So there I was about four months ago, fulfilling what I now consider to be my civic duty. Lunch had been cooked and eaten, I had recently finished my Masters and was still acclimating to the lack of paper-writing, and I wasn’t overly concerned about my basket of laundry in the next room. I was blissfully adjusting to our new life routine.
And then Travis woke me up. To tell me he had just received a phone call. About a job. In Louisiana. Louisiana, one of the four states I had decided early on I would never live in. That Louisiana? I didn’t believe him. I actually spent about ten minutes trying to convince him to quit lying to me. Then I believed him and assumed he wasn’t taking it seriously. Then I realized he was. Then he left to go do some research. There went my nap. Hard to sleep when your future is suddenly nothing but hazy blurs.
Here’s the thing: that wasn’t the plan. We had a plan. It included Europe and Africa and school and, at the right point, kids. It definitely involved watching my sister play her last two years of high school basketball. And it was chock full of all things exotic and adventurous.

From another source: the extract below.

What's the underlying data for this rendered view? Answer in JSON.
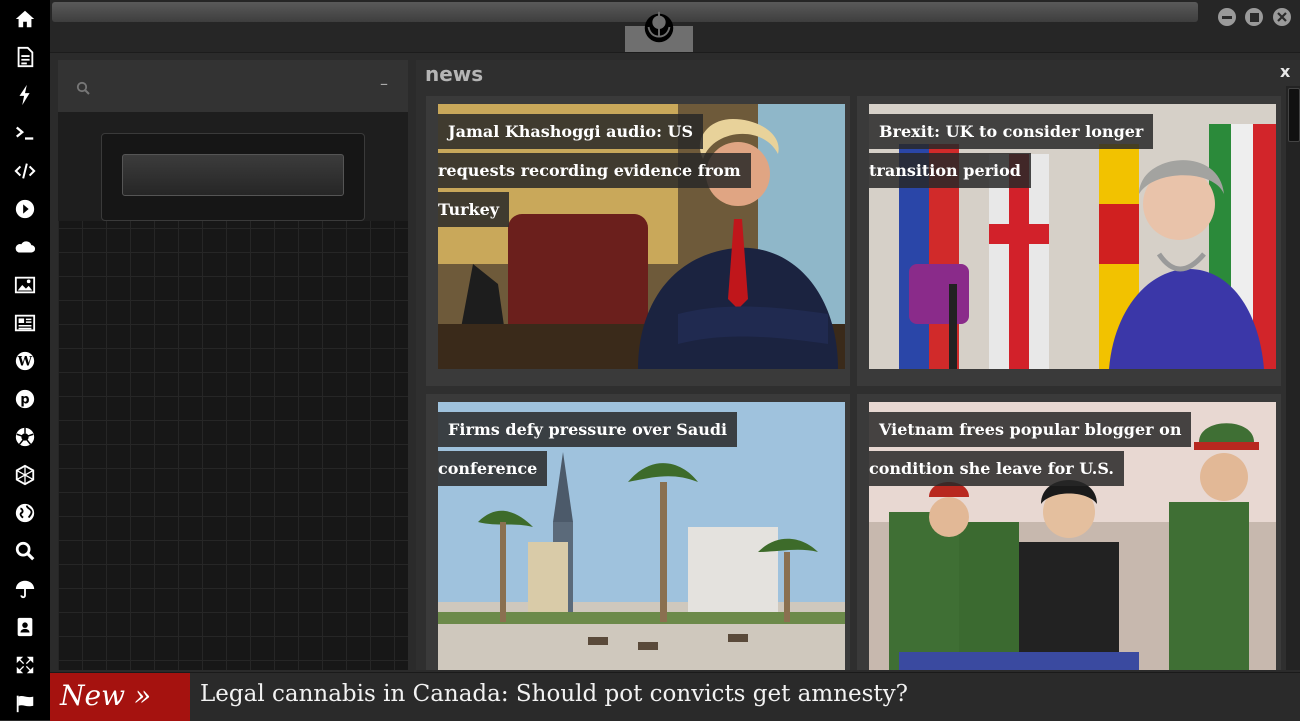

But we decided to check it out, see if there was any promise there. And we met the people…ah, the people. Everyone we met and spoke to prided the congregation on the unity they had with each other. I thought it might be one of those overblown things that people just like to say. But it wasn’t. We had several whirlwind weekends full of meeting as many people as possible and every time I left amazed by what I had just experienced. Rarely in my life have I met a group of people that so embodied a spirit of oneness, unity, support, and love.
I love stories. All formats. Books, television, movies, all of it. And while a good plot can make or break a story, that’s never been what I really cared about. It’s always been the characters. It’s about Emma Woodhouse going from spiteful mockery to sweet humility and not about her attempts at playing cupid. It’s about sweet, nerdy Chuck Bartowski and the hardened Sarah Walker falling in love and not the evildoer of the week. The stories don’t mean anything if the characters aren’t the heart of it (I’m looking at you, movie version of Prince Caspian).

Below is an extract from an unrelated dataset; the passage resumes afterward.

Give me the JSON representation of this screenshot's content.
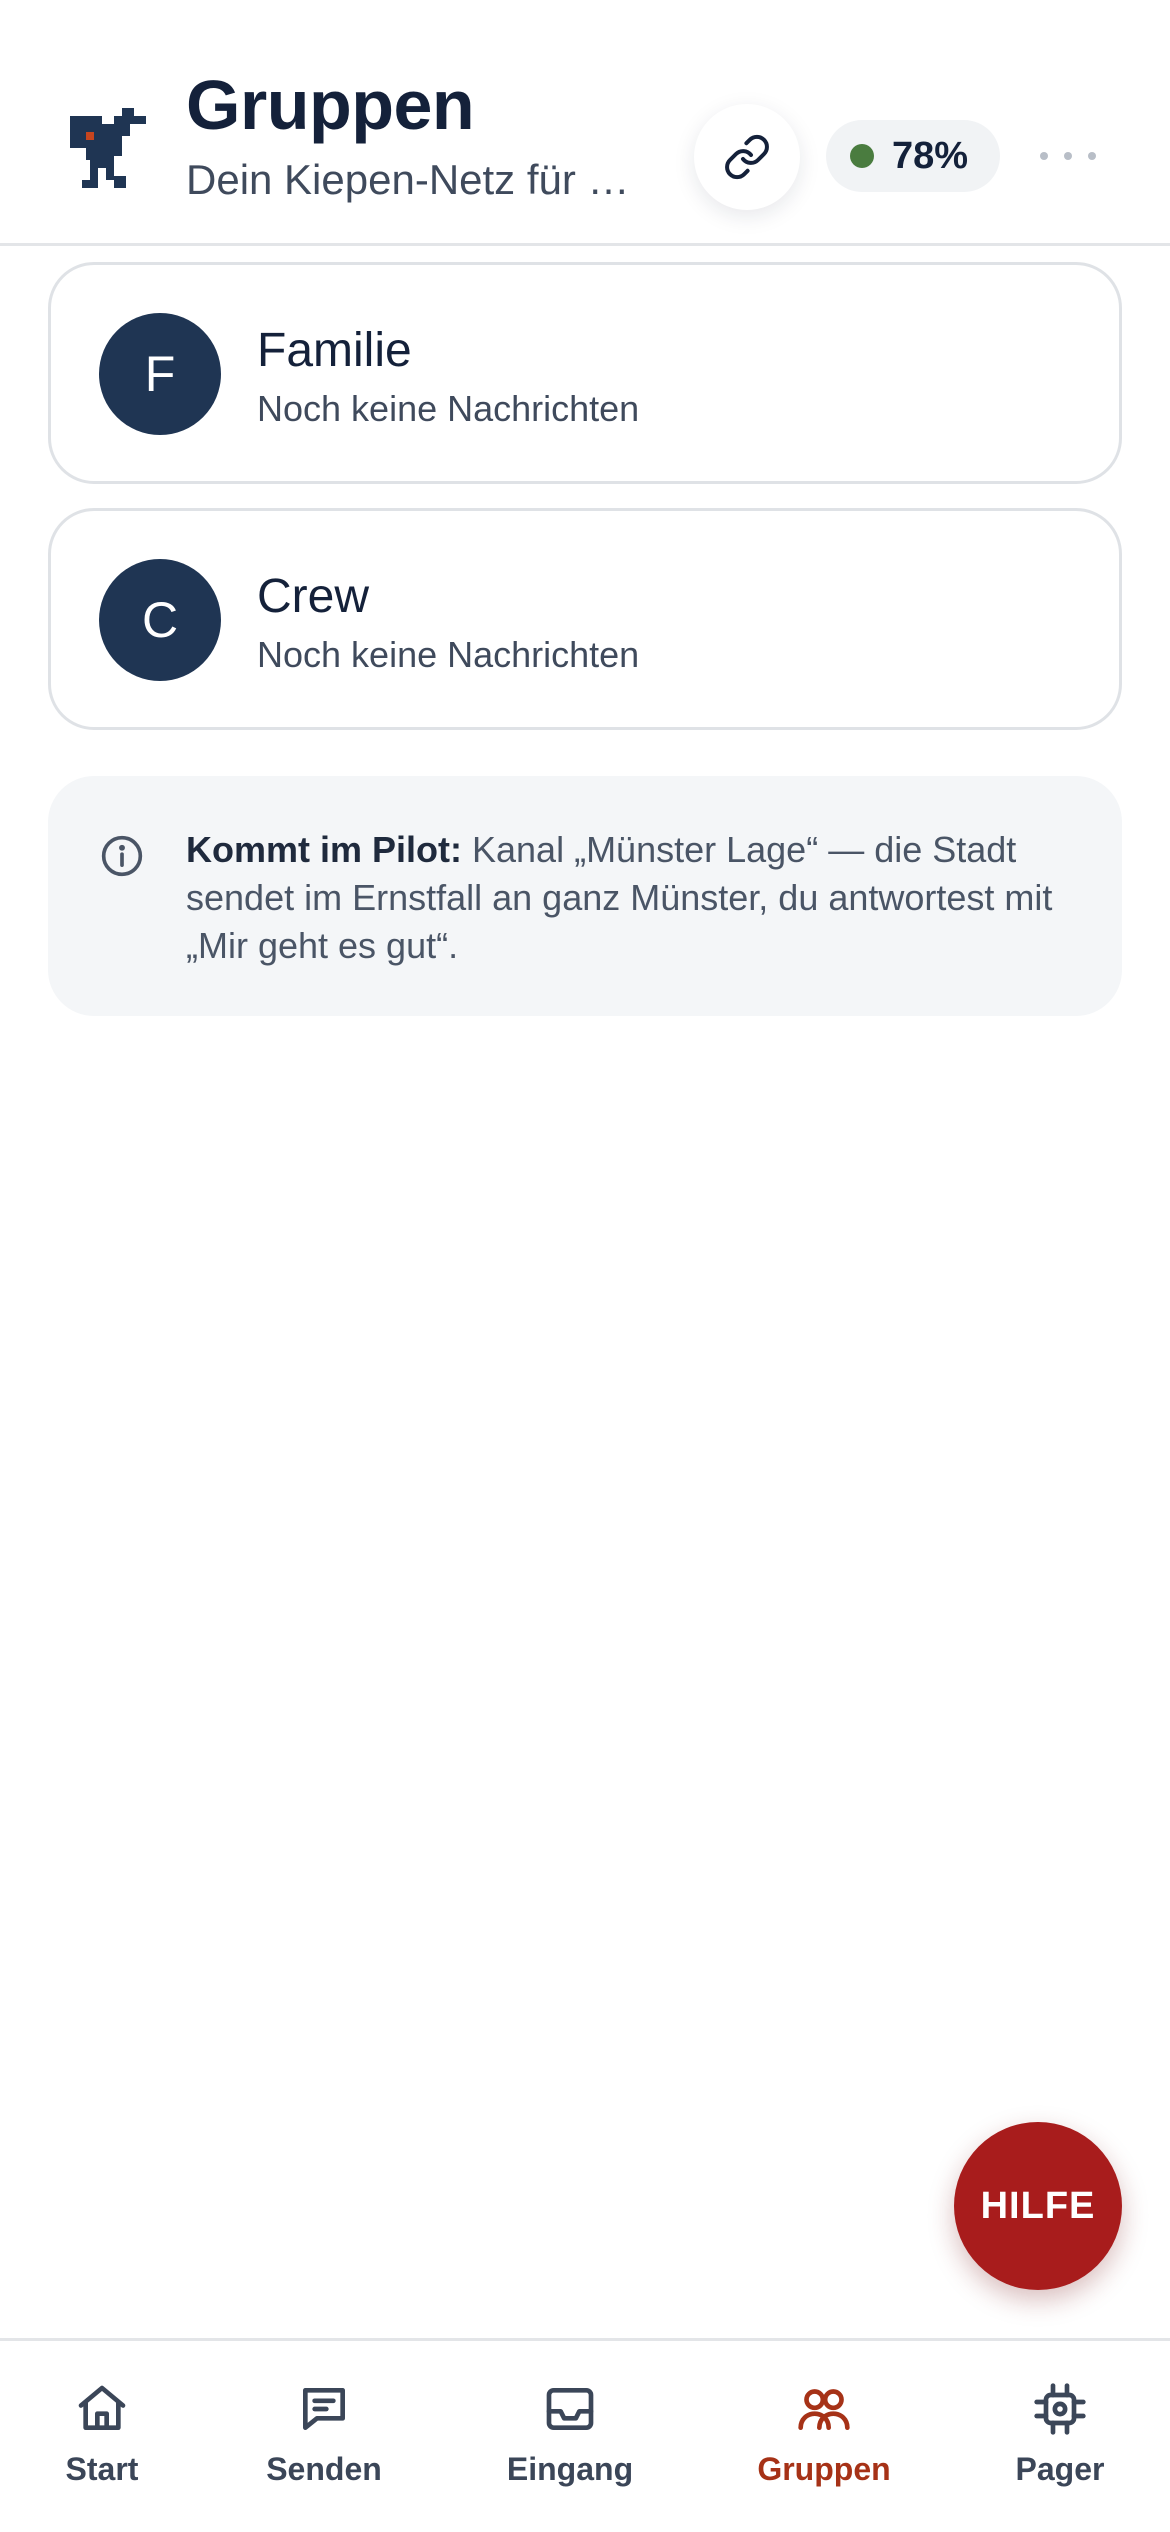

We’re moving next month. I’m excited, scared, happy, nervous, intimidated, and open to possibilities. Yes, we’re moving to a place where one of the first questions asked is if we hunt and fish. I don’t. And the nearest Whole Foods is at least three hours away. But there are amazing people. And after 25 years in the same place, there’s a whole parish of new opportunities. And our plans might not be the same, but that doesn’t mean they can’t be as good. As fulfilling. It’s still a story about us, wherever we are.
And then I remember that it’s not about me. It’s not really our story at all. It’s God’s. Whether I’m in Texas or Oklahoma or Louisiana or Tanzania or Wyoming or Venice, my purpose is to serve Him. And I know the most exciting, adventurous story in the world means nothing if through it nobody ever learns the name of Jesus and what He did. We truly believe that our best opportunity to serve God right now is in Louisiana. By the bayou. (For the record, I’m going to incorporate the word “bayou” into as many conversations as possible from here on out. Until I forget.)
So there we go. There’s so much more to say but the the moment I’m feeling like that’s enough. He’s enough.